Dr. Roger I. Glass
Fogarty Director Dr. Roger I. Glass Quoted in The Scientist
Fogarty International Center's Director Dr. Roger I. Glass was recently quoted by
The Scientist magazine in an article titled "Implementing Change."
The piece, written by Bob Grant, explores the growing concern within the global health community that the actual outcomes of many interventions in the developing world are not being properly evaluated, and that implementation science is being excluded from many global health initiatives. A few international organizations have even analyzed how well they evaluate program outcomes, with less than promising results.
"How will we know if we're really seeing into the impact we expect?" asks Dr. Glass. "We spend a lot of effort to develop new tools, vaccines and drugs, and then we wash out hands of them." Dr. Glass recounts the story of development agencies' attempts in the 1970's to halt cholera epidemics in Bangladesh by drilling tube wells. The initial outcomes of the project were unsuccessful because evaluation had not been built into the design of the program.
The problem of scarce funding for evaluation in global health programs with already strained budgets is also touched upon.
In addition, Grant gives several examples of implementation successes in developing nations. The article devotes considerable attention to Fogarty grantee Dr. Jean Pape, citing his work with the GHESKIO clinic in Haiti as an example of a successful link between evaluation and adaptive management." Jean Pape does that better than anyone else," said Dr. Glass.
Photo: White House/
First Lady Laura Bush visits
the GHESKIO HIV/Center in
New York Times Features Fogarty Grantee in Haiti
The New York Times recently published an account of a visit by First Lady Laura Bush to a Fogarty grantee site in Haiti.
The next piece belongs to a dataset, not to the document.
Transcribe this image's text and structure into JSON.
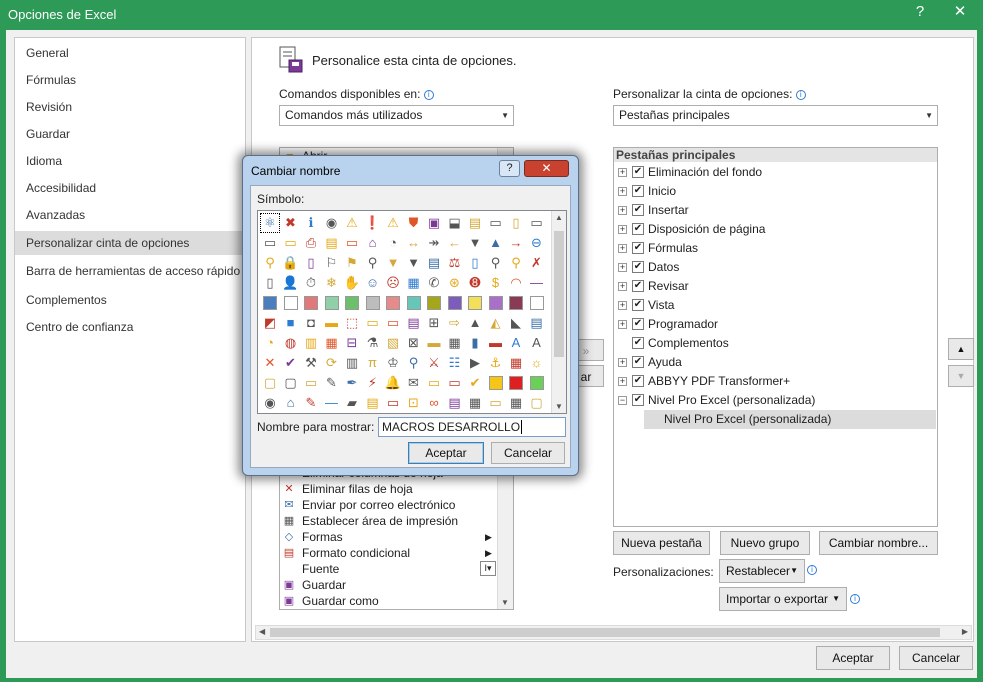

During a tour of the GHESKIO HIV/AIDS Center in Port-Au-Prince earlier this spring, Mrs. Bush met with young people who are HIV positive. "It is important for young people to know if they do get tested and are HIV positive, there are good things they can do," she said.
The center is also a participant in the President's Emergency Plan for AIDS Relief.
Haiti's infection rate has dropped significantly from double digits to about three percent.